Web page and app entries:
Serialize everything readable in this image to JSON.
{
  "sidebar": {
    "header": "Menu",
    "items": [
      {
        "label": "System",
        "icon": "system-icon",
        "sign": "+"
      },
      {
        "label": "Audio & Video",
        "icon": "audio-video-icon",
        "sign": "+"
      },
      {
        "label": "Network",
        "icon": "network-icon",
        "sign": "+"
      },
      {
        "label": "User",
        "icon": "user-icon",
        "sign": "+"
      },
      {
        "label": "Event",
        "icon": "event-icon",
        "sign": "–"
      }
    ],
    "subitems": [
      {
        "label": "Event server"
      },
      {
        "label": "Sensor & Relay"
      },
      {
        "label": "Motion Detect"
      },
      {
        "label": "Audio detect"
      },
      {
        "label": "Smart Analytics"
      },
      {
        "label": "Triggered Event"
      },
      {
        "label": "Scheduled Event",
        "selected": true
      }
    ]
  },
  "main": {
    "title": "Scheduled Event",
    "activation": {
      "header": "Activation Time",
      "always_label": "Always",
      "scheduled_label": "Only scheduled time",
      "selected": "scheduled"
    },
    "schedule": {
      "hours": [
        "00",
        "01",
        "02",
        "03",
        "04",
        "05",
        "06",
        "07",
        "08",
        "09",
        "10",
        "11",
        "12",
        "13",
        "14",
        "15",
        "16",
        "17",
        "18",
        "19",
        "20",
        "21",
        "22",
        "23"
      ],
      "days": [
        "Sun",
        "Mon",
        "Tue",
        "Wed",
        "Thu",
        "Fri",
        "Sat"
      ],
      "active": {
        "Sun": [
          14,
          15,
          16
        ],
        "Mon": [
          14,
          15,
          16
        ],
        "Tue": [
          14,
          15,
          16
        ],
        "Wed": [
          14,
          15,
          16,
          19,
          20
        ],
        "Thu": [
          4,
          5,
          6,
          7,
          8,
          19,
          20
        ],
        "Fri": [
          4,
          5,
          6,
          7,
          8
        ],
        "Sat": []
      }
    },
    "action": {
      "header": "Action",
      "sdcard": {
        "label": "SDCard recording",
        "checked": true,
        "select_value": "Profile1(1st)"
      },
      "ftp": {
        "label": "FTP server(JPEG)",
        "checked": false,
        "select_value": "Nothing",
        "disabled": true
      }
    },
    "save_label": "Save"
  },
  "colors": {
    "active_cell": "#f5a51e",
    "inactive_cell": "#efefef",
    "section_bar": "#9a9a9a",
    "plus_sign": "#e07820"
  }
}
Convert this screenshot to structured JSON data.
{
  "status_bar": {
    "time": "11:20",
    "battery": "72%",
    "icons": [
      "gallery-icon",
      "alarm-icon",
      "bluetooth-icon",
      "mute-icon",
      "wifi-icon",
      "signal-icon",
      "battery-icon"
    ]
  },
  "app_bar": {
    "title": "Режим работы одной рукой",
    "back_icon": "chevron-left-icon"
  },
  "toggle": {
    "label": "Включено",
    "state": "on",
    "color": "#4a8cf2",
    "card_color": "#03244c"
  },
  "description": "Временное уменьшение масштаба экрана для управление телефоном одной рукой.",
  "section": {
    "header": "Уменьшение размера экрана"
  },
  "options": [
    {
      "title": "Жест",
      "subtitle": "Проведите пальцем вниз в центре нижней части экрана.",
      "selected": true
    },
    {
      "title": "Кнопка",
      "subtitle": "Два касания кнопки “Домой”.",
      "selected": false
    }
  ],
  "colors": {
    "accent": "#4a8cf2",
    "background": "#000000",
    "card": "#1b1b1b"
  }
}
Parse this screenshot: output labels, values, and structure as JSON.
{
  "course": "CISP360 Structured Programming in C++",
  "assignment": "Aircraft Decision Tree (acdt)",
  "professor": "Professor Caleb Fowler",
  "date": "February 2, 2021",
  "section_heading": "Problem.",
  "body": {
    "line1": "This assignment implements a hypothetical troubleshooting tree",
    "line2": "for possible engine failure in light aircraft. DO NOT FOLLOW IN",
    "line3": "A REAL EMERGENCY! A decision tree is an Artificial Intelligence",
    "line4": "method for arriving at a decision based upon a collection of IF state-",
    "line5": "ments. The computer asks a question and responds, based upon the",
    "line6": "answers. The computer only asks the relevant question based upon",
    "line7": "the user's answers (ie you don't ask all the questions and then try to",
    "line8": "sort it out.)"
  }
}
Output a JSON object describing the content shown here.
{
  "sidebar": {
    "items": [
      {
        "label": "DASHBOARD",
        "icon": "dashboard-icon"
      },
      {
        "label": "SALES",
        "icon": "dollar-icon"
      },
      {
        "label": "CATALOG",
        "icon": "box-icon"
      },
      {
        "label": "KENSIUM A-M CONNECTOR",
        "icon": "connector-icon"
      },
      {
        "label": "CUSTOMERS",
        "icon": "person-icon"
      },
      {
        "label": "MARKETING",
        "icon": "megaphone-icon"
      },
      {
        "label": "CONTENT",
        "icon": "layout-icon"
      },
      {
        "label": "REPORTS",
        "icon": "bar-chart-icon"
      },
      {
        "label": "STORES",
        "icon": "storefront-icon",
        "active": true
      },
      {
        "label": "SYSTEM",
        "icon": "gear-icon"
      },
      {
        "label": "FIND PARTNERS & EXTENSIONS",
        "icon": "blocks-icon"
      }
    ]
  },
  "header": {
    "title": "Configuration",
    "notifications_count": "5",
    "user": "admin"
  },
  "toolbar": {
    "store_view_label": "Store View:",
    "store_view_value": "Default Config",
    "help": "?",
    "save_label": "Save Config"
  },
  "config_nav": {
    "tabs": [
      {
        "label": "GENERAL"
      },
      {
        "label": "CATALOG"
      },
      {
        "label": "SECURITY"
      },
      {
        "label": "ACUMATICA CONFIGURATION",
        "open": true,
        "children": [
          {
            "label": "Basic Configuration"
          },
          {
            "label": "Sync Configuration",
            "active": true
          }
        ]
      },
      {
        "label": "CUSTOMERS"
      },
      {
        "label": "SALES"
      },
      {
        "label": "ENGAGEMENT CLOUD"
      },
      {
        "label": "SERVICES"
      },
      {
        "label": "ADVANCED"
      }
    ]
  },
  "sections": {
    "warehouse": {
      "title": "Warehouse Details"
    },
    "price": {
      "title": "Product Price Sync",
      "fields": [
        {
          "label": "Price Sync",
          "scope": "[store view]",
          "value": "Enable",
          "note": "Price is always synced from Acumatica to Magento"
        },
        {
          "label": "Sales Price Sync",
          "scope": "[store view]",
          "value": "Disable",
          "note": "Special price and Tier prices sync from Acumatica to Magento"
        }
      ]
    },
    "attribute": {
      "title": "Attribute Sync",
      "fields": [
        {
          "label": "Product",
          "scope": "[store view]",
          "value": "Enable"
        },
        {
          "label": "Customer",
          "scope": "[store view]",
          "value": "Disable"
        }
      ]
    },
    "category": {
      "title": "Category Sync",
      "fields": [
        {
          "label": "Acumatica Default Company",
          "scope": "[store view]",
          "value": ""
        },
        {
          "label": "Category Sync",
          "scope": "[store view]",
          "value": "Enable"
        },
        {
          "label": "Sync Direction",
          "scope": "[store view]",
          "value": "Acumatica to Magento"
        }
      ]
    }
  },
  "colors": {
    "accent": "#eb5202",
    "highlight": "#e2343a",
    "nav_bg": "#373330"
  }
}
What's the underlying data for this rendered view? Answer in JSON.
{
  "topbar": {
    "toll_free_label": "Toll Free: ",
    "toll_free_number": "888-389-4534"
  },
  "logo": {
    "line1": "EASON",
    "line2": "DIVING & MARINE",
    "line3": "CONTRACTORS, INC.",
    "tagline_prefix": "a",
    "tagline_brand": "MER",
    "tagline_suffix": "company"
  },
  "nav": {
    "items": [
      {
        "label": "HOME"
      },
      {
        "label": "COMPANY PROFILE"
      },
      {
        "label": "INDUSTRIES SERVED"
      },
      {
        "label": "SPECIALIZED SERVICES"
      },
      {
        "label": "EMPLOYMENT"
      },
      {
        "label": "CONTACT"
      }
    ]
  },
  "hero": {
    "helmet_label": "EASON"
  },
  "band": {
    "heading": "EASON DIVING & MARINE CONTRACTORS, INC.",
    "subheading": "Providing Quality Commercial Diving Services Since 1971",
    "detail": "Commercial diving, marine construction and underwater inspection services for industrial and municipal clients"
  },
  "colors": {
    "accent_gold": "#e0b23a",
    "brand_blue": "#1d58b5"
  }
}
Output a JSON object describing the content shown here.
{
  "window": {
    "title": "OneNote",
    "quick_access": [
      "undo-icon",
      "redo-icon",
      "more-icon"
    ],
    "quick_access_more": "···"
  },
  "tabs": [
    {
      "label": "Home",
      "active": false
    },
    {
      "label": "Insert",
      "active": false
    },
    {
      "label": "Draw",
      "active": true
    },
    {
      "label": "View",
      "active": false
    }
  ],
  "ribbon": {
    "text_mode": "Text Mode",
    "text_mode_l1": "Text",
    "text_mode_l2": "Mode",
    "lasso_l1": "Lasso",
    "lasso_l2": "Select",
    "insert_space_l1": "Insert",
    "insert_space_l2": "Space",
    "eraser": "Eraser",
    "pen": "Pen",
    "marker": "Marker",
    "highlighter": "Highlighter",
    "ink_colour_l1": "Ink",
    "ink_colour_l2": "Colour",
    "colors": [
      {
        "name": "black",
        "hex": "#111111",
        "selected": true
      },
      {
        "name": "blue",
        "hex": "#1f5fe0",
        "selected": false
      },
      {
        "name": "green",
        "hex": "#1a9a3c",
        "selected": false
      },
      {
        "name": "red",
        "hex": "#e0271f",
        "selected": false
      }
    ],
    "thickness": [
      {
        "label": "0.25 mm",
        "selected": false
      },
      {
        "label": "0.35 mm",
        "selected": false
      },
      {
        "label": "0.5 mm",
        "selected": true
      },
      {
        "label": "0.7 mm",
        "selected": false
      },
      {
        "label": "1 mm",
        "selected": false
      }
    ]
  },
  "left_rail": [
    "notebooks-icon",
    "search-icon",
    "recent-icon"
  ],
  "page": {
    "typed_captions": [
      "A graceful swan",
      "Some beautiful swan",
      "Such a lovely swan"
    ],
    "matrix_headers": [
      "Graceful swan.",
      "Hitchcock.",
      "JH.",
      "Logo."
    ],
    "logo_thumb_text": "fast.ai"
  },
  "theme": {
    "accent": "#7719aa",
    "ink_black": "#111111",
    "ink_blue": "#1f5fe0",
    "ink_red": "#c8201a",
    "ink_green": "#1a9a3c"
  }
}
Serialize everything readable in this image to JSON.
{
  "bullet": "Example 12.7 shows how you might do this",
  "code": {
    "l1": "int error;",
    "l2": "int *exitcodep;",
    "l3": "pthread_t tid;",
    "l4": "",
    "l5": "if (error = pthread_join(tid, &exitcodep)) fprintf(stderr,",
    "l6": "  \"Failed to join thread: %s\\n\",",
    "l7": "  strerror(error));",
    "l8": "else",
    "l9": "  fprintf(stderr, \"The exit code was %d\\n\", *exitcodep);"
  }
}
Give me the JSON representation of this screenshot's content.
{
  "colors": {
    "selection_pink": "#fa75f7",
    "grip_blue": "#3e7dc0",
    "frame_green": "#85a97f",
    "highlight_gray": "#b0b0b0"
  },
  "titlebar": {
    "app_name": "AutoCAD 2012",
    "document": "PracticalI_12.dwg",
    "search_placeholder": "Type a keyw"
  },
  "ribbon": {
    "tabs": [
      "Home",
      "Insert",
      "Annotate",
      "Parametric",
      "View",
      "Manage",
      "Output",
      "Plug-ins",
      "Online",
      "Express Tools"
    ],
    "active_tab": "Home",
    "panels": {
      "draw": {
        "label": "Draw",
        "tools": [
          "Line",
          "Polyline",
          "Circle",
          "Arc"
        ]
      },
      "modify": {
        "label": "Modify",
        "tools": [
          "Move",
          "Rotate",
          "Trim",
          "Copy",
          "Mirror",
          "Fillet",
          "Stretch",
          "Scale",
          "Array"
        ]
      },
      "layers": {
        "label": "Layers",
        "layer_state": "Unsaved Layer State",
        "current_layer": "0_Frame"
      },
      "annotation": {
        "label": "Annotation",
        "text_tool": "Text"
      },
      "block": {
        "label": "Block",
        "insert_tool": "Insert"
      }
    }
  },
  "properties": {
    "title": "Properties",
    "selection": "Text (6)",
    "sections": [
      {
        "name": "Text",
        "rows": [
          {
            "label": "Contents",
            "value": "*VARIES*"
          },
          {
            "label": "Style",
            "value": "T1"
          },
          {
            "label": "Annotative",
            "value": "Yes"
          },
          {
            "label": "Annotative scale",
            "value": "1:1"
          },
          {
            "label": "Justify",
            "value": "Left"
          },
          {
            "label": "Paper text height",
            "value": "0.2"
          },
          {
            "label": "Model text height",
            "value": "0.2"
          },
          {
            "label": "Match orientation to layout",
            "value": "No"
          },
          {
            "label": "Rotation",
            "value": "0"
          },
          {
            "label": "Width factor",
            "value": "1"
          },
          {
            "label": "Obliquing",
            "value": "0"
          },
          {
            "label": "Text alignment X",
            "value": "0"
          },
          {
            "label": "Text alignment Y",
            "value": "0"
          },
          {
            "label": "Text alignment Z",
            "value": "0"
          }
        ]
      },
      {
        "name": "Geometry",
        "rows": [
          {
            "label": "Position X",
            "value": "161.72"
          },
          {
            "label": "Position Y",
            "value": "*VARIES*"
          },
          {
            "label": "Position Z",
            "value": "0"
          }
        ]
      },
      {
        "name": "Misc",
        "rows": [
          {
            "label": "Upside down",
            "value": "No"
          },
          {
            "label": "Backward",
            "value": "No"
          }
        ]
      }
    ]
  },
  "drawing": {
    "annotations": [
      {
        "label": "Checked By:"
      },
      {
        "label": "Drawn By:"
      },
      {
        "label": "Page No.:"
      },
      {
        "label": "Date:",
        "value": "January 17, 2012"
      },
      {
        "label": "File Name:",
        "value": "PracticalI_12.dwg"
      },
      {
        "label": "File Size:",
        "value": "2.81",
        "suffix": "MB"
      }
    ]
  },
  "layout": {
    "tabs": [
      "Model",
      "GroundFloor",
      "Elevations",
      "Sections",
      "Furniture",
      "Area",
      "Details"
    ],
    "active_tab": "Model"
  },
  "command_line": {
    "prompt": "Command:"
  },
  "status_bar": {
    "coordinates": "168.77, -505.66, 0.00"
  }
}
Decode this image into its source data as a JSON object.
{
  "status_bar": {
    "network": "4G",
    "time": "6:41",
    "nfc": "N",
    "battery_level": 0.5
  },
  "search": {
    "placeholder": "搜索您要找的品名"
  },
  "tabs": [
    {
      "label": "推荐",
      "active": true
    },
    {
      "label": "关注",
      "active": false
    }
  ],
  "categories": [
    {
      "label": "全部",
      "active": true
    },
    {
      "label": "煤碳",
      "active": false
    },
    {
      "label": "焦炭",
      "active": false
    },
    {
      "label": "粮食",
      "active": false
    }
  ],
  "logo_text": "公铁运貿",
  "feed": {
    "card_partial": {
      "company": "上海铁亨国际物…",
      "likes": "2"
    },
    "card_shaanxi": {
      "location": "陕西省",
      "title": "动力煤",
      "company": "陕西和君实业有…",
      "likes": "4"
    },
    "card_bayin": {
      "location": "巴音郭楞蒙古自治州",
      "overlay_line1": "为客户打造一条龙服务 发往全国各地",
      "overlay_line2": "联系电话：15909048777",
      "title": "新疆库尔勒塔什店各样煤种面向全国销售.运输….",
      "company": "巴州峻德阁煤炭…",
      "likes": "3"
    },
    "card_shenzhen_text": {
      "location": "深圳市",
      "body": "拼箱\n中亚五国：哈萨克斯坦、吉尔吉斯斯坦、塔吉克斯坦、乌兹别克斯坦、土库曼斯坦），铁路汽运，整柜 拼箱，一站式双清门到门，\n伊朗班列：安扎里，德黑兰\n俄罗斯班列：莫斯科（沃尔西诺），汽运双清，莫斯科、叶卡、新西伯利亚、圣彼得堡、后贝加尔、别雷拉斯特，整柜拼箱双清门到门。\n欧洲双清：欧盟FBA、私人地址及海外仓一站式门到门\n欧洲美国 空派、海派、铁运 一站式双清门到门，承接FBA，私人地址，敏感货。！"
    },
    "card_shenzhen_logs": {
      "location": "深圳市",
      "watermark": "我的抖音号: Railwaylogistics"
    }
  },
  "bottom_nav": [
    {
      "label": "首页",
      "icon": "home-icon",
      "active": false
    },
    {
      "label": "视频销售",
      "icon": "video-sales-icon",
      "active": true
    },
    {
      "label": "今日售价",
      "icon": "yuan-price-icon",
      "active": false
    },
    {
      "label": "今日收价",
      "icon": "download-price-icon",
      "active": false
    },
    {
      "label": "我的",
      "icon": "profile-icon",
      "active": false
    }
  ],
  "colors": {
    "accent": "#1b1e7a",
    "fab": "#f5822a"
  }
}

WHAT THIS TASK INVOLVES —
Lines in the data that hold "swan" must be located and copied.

ANSWER TO THIS PROBLEM —
      "A graceful swan",
      "Some beautiful swan",
      "Such a lovely swan"
      "Graceful swan.",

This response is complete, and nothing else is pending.